Note: To view all available system run levels, refer to: http://www.thegeekstuff.com/2011/02/linux-boot-process/

To view the startup configuration of a particular service, grep the output of ‘chkconfig --list’ for that service.
# chkconfig --list | grep network

*** Add a new Service to the Startup


Use --add option to add a specific service to the list of services that will be started during system reboot.

The following example shows how to add a new service (for example, iptables) to the list of services that needs to be started. The ‘chkconfig --add’ command will also turn on level 2, 3, 4 and 5 automatically as shown below.

# chkconfig --list | grep iptables
# chkconfig --add iptables
# chkconfig --list | grep iptables
iptables       0:off   1:off   2:on    3:on    4:on    5:on    6:off

Note: “chkconfig -–add” only adds an existing service to the list of startup. If the service doesn’t exist, you should first install it before adding it to the system startup list.

*** Remove a Service From Startup List


The following example shows that ip6tables services is configured for startup.

# chkconfig --list | grep ip6tables
ip6tables       0:off   1:off   2:off   3:on   4:off   5:off   6:off

To remove it from the startup list, use the --del option as shown below.
# chkconfig --del ip6tables
# chkconfig --list | grep ip6tables

*** Turn-on or Turn-off a Service for a Selected Run Level


Sometimes you might not want to delete the whole service. Instead, you might just want to turn the flag on or off for a particular run level (for a particular service).

The following example will turn off nfserver service for level 5
# chkconfig --level 5 nfsserver off

You can also combine multiple levels. The following example will turn off nfsserver for both level 3 and 5.
# chkconfig --level 35 nfsserver off

*** Script Files under rc.d Subdirectories


Whenever you add or remove a service from chkconfig control, it does the following under the /etc/rc.d sub-directories.

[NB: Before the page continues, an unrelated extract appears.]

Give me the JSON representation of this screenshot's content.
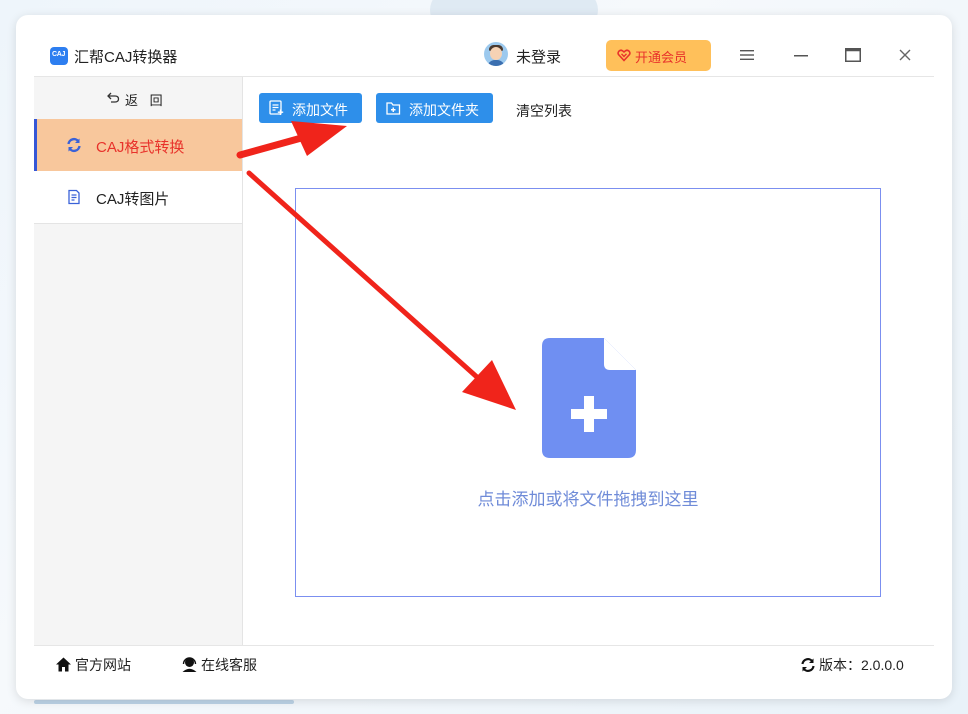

When chkconfig --add command is executed, it creates a symbolic link file to start and stop the service under corresponding rc directory.
When chkconfig --del command is executed, it removes the symbolic link file from the corresponding rc directory.

The following example shows that xinetd is enabled for both run level 3 and 5.

So, xinetd will have two files under rc3.d directory, and two files under rc5.d directory. The file that starts with K is used during shutdown (K stands for kill). The file that starts with S is used during startup (S stands for start).

# chkconfig --list | grep xinetd
xinetd                    0:off  1:off  2:off  3:on   4:off  5:on   6:off

xinetd based services:
# cd /etc/rc.d/rc3.d
# ls | grep xinetd
K08xinetd
S14xinetd

# cd /etc/rc.d/rc5.d
# ls | grep xinetd
K08xinetd
S14xinetd

*** rcX.d Directory Changes for Add Operation


When you add a new service to chkconfig control, the default run levels for that service will be turned on automatically, and files will be created under the corresponding rcx directories.

For example, if the nfsserver service doesn’t exist in the chkconfig control, no nfsserver service startup files would be present under /etc/rc.d/rc*.d directories as shown below.

# chkconfig  --list | grep nfsserver
nfsserver                 0:off  1:off  2:off  3:off  4:off  5:off  6:off

# ls /etc/rc.d/rc3.d | grep nfsserver
# ls /etc/rc.d/rc5.d | grep nfsserver

After you add the nfsserver service, you’ll see the symbolic links under these directories.

# chkconfig --add nfsserver
nfsserver                 0:off  1:off  2:off  3:on   4:off  5:on   6:off

# cd  /etc/rc.d/rc3.d
# ls -l | grep nfsserver
lrwxrwxrwx 1 root root 12 2011-06-18 00:52 K08nfsserver -> ../nfsserver
lrwxrwxrwx 1 root root 12 2011-06-18 00:52 S14nfsserver -> ../nfsserver

# cd /etc/rc.d/rc5.d
# ls -l | grep nfsserver
lrwxrwxrwx 1 root root 12 2011-06-18 00:52 K08nfsserver -> ../nfsserver
lrwxrwxrwx 1 root root 12 2011-06-18 00:52 S14nfsserver -> ../nfsserver

When you turn off the service either using –-del option or –-level option, the corresponding symbolic link file under rcx.d directory will be deleted as shown below.

# chkconfig --level 5 nfsserver off
# ls /etc/rc.d/rc5.d  | grep nfsserver

Special thanks to http://www.thegeekstuff.com \m/